# [PROBLEM REQUIREMENTS]
Starting from the first line below, repeat the data exactly through to the last.

# [EXERCISE DATA]
▼

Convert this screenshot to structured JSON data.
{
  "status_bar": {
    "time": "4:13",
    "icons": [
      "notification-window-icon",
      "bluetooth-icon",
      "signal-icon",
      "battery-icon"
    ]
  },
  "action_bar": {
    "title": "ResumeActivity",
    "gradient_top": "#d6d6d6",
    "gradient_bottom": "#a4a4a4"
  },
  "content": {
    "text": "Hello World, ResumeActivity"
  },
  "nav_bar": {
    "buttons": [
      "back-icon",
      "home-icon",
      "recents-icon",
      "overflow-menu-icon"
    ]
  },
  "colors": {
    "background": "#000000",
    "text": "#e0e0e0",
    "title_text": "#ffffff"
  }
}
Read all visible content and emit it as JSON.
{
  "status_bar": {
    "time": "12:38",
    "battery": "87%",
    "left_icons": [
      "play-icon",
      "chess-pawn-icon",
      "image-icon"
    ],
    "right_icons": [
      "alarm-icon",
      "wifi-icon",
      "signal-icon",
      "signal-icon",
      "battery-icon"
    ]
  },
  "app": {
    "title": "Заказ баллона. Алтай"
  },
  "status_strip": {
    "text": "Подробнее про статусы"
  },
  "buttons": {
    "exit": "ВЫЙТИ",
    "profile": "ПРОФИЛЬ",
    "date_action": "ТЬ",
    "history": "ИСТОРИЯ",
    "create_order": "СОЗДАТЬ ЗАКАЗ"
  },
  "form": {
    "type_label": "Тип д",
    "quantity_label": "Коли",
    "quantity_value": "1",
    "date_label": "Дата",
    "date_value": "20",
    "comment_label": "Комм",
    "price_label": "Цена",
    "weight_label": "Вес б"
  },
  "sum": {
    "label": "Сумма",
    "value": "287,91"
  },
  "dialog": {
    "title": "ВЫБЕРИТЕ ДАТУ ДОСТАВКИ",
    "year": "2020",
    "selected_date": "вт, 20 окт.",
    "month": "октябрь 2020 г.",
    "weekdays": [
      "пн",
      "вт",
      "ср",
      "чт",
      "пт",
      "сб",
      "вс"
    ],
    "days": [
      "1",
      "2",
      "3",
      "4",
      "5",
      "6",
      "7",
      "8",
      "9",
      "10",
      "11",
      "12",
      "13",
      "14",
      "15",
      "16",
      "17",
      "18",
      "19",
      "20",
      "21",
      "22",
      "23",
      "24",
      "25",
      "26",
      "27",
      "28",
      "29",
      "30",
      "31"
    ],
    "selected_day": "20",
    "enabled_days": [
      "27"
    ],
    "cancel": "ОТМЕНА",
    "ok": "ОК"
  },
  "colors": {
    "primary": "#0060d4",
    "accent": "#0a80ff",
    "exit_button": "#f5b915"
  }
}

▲

# [EXPECTED ANSWER]
Convert this screenshot to structured JSON data.
{
  "status_bar": {
    "time": "4:13",
    "icons": [
      "notification-window-icon",
      "bluetooth-icon",
      "signal-icon",
      "battery-icon"
    ]
  },
  "action_bar": {
    "title": "ResumeActivity",
    "gradient_top": "#d6d6d6",
    "gradient_bottom": "#a4a4a4"
  },
  "content": {
    "text": "Hello World, ResumeActivity"
  },
  "nav_bar": {
    "buttons": [
      "back-icon",
      "home-icon",
      "recents-icon",
      "overflow-menu-icon"
    ]
  },
  "colors": {
    "background": "#000000",
    "text": "#e0e0e0",
    "title_text": "#ffffff"
  }
}
Read all visible content and emit it as JSON.
{
  "status_bar": {
    "time": "12:38",
    "battery": "87%",
    "left_icons": [
      "play-icon",
      "chess-pawn-icon",
      "image-icon"
    ],
    "right_icons": [
      "alarm-icon",
      "wifi-icon",
      "signal-icon",
      "signal-icon",
      "battery-icon"
    ]
  },
  "app": {
    "title": "Заказ баллона. Алтай"
  },
  "status_strip": {
    "text": "Подробнее про статусы"
  },
  "buttons": {
    "exit": "ВЫЙТИ",
    "profile": "ПРОФИЛЬ",
    "date_action": "ТЬ",
    "history": "ИСТОРИЯ",
    "create_order": "СОЗДАТЬ ЗАКАЗ"
  },
  "form": {
    "type_label": "Тип д",
    "quantity_label": "Коли",
    "quantity_value": "1",
    "date_label": "Дата",
    "date_value": "20",
    "comment_label": "Комм",
    "price_label": "Цена",
    "weight_label": "Вес б"
  },
  "sum": {
    "label": "Сумма",
    "value": "287,91"
  },
  "dialog": {
    "title": "ВЫБЕРИТЕ ДАТУ ДОСТАВКИ",
    "year": "2020",
    "selected_date": "вт, 20 окт.",
    "month": "октябрь 2020 г.",
    "weekdays": [
      "пн",
      "вт",
      "ср",
      "чт",
      "пт",
      "сб",
      "вс"
    ],
    "days": [
      "1",
      "2",
      "3",
      "4",
      "5",
      "6",
      "7",
      "8",
      "9",
      "10",
      "11",
      "12",
      "13",
      "14",
      "15",
      "16",
      "17",
      "18",
      "19",
      "20",
      "21",
      "22",
      "23",
      "24",
      "25",
      "26",
      "27",
      "28",
      "29",
      "30",
      "31"
    ],
    "selected_day": "20",
    "enabled_days": [
      "27"
    ],
    "cancel": "ОТМЕНА",
    "ok": "ОК"
  },
  "colors": {
    "primary": "#0060d4",
    "accent": "#0a80ff",
    "exit_button": "#f5b915"
  }
}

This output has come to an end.